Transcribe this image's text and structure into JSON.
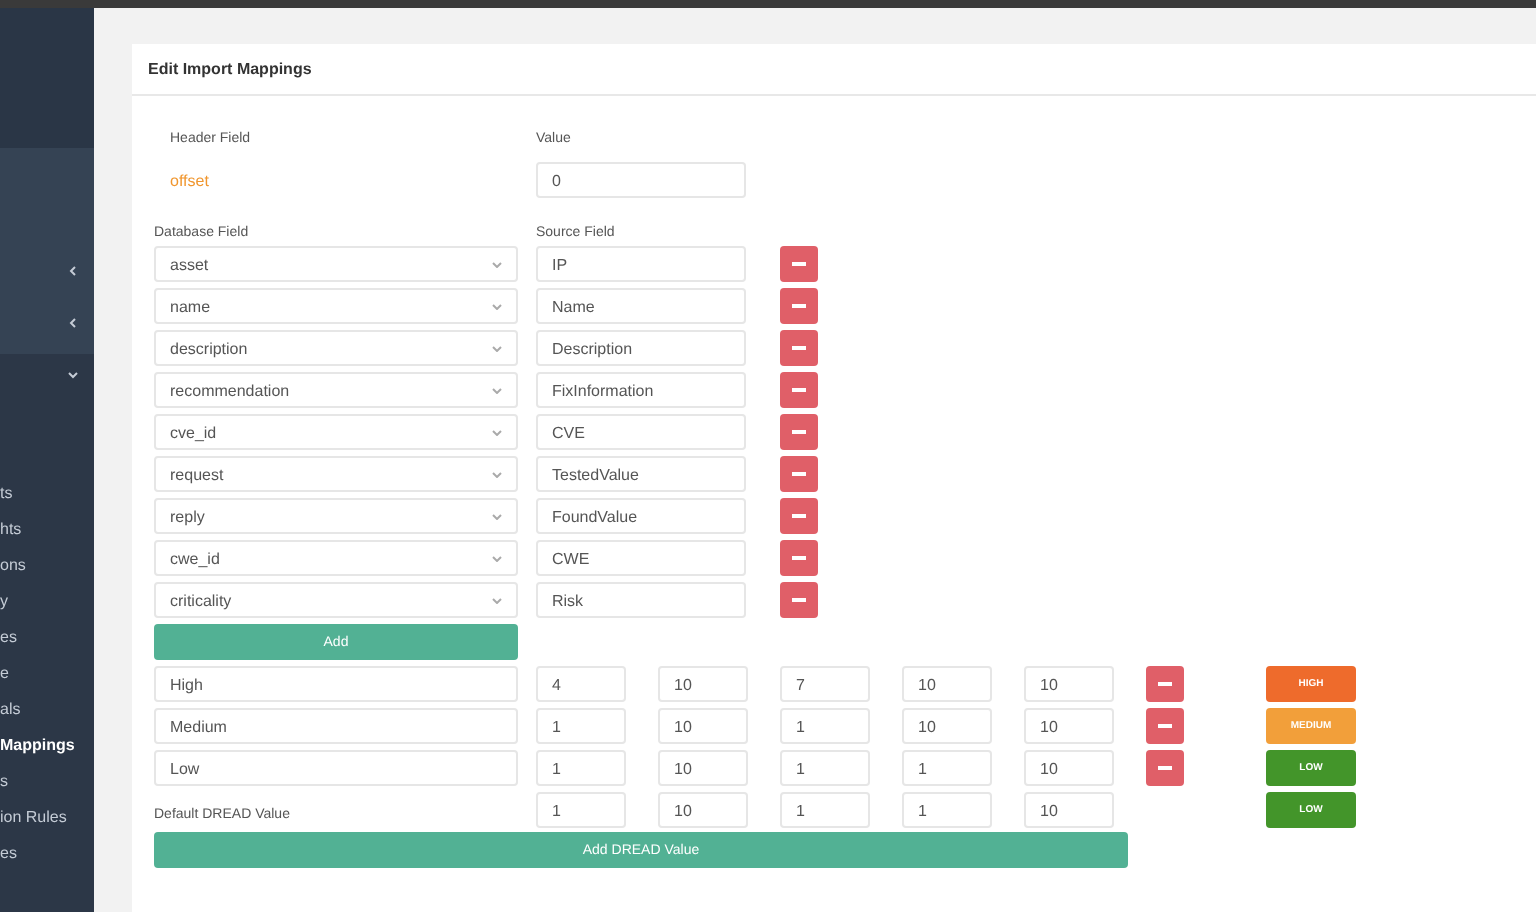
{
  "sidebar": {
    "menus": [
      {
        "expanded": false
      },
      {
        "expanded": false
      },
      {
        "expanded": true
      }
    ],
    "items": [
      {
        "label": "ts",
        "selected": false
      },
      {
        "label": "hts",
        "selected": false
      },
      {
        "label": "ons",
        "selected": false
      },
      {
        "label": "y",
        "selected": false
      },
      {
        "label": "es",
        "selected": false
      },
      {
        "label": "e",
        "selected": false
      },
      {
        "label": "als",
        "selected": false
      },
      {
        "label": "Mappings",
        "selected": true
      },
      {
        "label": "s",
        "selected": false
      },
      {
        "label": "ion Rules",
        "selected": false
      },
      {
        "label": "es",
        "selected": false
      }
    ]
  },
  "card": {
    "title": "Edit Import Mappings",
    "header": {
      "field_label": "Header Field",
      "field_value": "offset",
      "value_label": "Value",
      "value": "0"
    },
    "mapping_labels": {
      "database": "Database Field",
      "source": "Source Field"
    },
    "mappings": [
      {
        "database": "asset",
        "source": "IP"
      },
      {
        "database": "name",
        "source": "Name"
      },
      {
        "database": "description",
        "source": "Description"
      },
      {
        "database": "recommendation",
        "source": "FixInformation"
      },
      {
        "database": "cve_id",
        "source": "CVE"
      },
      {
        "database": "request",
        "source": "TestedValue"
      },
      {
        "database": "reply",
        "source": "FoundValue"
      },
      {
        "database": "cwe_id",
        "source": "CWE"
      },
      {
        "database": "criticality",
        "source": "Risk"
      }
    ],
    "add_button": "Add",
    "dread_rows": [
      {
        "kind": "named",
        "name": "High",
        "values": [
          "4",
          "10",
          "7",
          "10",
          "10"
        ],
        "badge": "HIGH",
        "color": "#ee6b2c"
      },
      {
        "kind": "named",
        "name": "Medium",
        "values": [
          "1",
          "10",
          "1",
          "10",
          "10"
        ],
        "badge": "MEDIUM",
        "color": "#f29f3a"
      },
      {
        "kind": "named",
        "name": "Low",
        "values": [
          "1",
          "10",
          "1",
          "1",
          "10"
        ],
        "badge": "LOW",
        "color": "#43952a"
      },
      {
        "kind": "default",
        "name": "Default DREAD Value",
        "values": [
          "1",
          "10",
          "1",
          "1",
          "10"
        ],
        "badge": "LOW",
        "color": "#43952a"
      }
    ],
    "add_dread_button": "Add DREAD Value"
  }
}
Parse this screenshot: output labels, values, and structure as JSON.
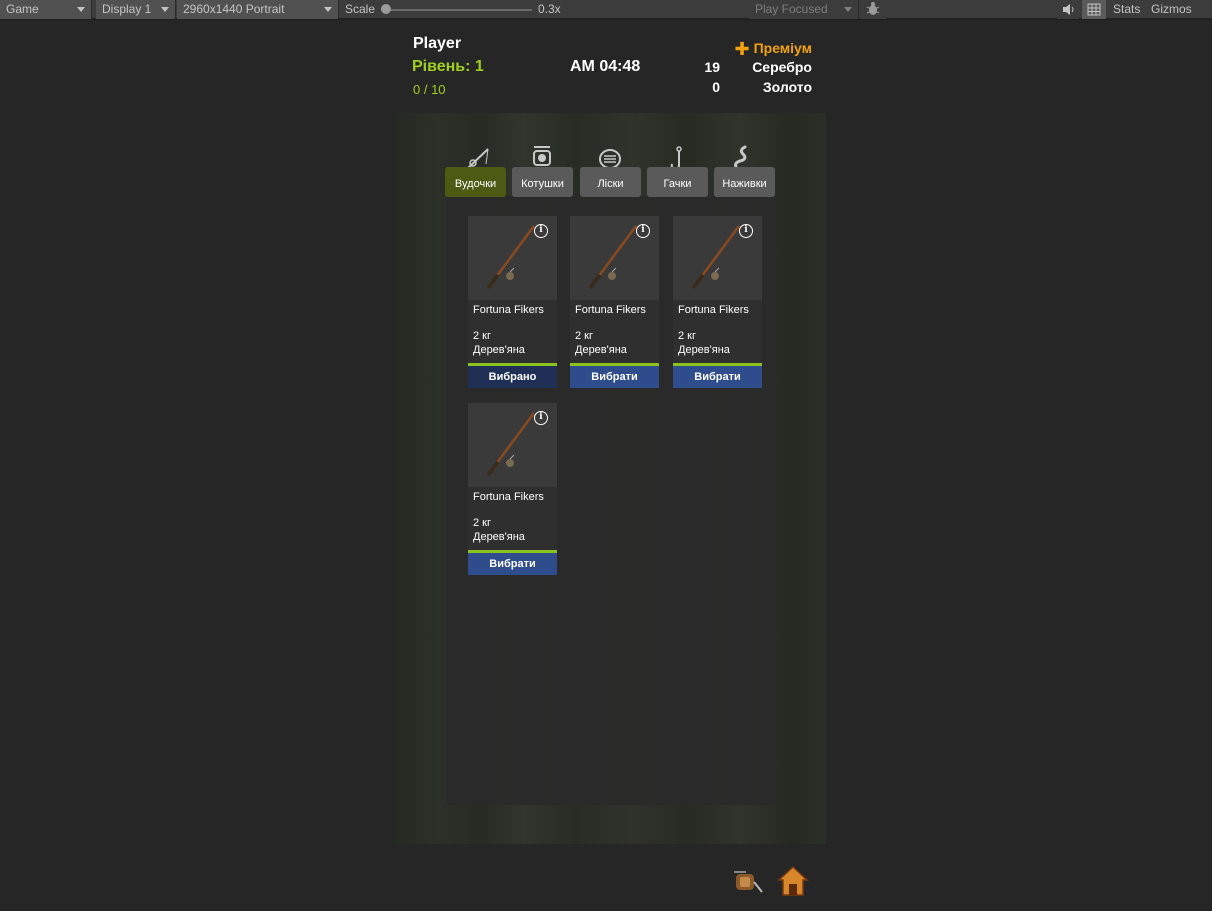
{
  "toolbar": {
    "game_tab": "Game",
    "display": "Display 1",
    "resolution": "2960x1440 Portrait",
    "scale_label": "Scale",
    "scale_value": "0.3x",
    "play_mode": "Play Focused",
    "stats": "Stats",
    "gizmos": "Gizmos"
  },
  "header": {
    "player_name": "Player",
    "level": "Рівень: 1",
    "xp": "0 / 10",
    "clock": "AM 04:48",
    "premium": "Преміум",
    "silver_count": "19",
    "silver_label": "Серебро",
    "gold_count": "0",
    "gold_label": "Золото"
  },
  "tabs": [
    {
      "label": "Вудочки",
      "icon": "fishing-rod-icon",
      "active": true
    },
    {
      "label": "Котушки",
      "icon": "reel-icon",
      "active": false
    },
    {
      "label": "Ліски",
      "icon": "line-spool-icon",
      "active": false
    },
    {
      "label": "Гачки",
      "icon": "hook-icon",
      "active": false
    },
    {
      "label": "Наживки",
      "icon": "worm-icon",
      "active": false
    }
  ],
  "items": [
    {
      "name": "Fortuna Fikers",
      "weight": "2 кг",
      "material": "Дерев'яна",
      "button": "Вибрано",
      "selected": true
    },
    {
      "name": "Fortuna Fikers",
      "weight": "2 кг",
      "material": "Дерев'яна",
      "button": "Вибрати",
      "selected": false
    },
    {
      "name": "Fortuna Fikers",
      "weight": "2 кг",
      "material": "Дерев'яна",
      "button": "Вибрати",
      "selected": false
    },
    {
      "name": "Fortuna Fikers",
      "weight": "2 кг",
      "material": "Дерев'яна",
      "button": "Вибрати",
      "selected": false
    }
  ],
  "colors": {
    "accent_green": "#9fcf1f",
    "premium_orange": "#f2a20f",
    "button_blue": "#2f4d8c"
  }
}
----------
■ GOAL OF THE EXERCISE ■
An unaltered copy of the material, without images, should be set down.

■ TASK RESULT ■
Transcribe this image's text and structure into JSON.
{
  "sidebar": {
    "menus": [
      {
        "expanded": false
      },
      {
        "expanded": false
      },
      {
        "expanded": true
      }
    ],
    "items": [
      {
        "label": "ts",
        "selected": false
      },
      {
        "label": "hts",
        "selected": false
      },
      {
        "label": "ons",
        "selected": false
      },
      {
        "label": "y",
        "selected": false
      },
      {
        "label": "es",
        "selected": false
      },
      {
        "label": "e",
        "selected": false
      },
      {
        "label": "als",
        "selected": false
      },
      {
        "label": "Mappings",
        "selected": true
      },
      {
        "label": "s",
        "selected": false
      },
      {
        "label": "ion Rules",
        "selected": false
      },
      {
        "label": "es",
        "selected": false
      }
    ]
  },
  "card": {
    "title": "Edit Import Mappings",
    "header": {
      "field_label": "Header Field",
      "field_value": "offset",
      "value_label": "Value",
      "value": "0"
    },
    "mapping_labels": {
      "database": "Database Field",
      "source": "Source Field"
    },
    "mappings": [
      {
        "database": "asset",
        "source": "IP"
      },
      {
        "database": "name",
        "source": "Name"
      },
      {
        "database": "description",
        "source": "Description"
      },
      {
        "database": "recommendation",
        "source": "FixInformation"
      },
      {
        "database": "cve_id",
        "source": "CVE"
      },
      {
        "database": "request",
        "source": "TestedValue"
      },
      {
        "database": "reply",
        "source": "FoundValue"
      },
      {
        "database": "cwe_id",
        "source": "CWE"
      },
      {
        "database": "criticality",
        "source": "Risk"
      }
    ],
    "add_button": "Add",
    "dread_rows": [
      {
        "kind": "named",
        "name": "High",
        "values": [
          "4",
          "10",
          "7",
          "10",
          "10"
        ],
        "badge": "HIGH",
        "color": "#ee6b2c"
      },
      {
        "kind": "named",
        "name": "Medium",
        "values": [
          "1",
          "10",
          "1",
          "10",
          "10"
        ],
        "badge": "MEDIUM",
        "color": "#f29f3a"
      },
      {
        "kind": "named",
        "name": "Low",
        "values": [
          "1",
          "10",
          "1",
          "1",
          "10"
        ],
        "badge": "LOW",
        "color": "#43952a"
      },
      {
        "kind": "default",
        "name": "Default DREAD Value",
        "values": [
          "1",
          "10",
          "1",
          "1",
          "10"
        ],
        "badge": "LOW",
        "color": "#43952a"
      }
    ],
    "add_dread_button": "Add DREAD Value"
  }
}
Parse this screenshot: output labels, values, and structure as JSON.
{
  "toolbar": {
    "game_tab": "Game",
    "display": "Display 1",
    "resolution": "2960x1440 Portrait",
    "scale_label": "Scale",
    "scale_value": "0.3x",
    "play_mode": "Play Focused",
    "stats": "Stats",
    "gizmos": "Gizmos"
  },
  "header": {
    "player_name": "Player",
    "level": "Рівень: 1",
    "xp": "0 / 10",
    "clock": "AM 04:48",
    "premium": "Преміум",
    "silver_count": "19",
    "silver_label": "Серебро",
    "gold_count": "0",
    "gold_label": "Золото"
  },
  "tabs": [
    {
      "label": "Вудочки",
      "icon": "fishing-rod-icon",
      "active": true
    },
    {
      "label": "Котушки",
      "icon": "reel-icon",
      "active": false
    },
    {
      "label": "Ліски",
      "icon": "line-spool-icon",
      "active": false
    },
    {
      "label": "Гачки",
      "icon": "hook-icon",
      "active": false
    },
    {
      "label": "Наживки",
      "icon": "worm-icon",
      "active": false
    }
  ],
  "items": [
    {
      "name": "Fortuna Fikers",
      "weight": "2 кг",
      "material": "Дерев'яна",
      "button": "Вибрано",
      "selected": true
    },
    {
      "name": "Fortuna Fikers",
      "weight": "2 кг",
      "material": "Дерев'яна",
      "button": "Вибрати",
      "selected": false
    },
    {
      "name": "Fortuna Fikers",
      "weight": "2 кг",
      "material": "Дерев'яна",
      "button": "Вибрати",
      "selected": false
    },
    {
      "name": "Fortuna Fikers",
      "weight": "2 кг",
      "material": "Дерев'яна",
      "button": "Вибрати",
      "selected": false
    }
  ],
  "colors": {
    "accent_green": "#9fcf1f",
    "premium_orange": "#f2a20f",
    "button_blue": "#2f4d8c"
  }
}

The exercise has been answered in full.